◆ Task objective
Reproduce the listing below exactly, minus its pictures.
-- Opening Marker --
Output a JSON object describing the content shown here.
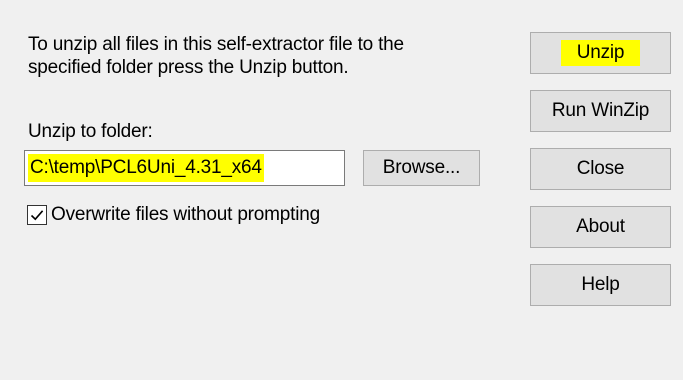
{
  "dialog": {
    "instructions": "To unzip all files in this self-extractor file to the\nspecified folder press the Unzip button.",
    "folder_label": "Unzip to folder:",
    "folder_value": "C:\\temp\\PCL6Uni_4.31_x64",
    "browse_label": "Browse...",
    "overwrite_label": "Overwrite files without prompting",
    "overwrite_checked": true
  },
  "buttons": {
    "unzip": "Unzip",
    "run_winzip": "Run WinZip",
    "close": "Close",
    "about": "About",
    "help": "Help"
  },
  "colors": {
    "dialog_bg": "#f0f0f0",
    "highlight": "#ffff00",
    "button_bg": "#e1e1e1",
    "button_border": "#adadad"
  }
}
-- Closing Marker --
◆ Solution for this problem
Output a JSON object describing the content shown here.
{
  "dialog": {
    "instructions": "To unzip all files in this self-extractor file to the\nspecified folder press the Unzip button.",
    "folder_label": "Unzip to folder:",
    "folder_value": "C:\\temp\\PCL6Uni_4.31_x64",
    "browse_label": "Browse...",
    "overwrite_label": "Overwrite files without prompting",
    "overwrite_checked": true
  },
  "buttons": {
    "unzip": "Unzip",
    "run_winzip": "Run WinZip",
    "close": "Close",
    "about": "About",
    "help": "Help"
  },
  "colors": {
    "dialog_bg": "#f0f0f0",
    "highlight": "#ffff00",
    "button_bg": "#e1e1e1",
    "button_border": "#adadad"
  }
}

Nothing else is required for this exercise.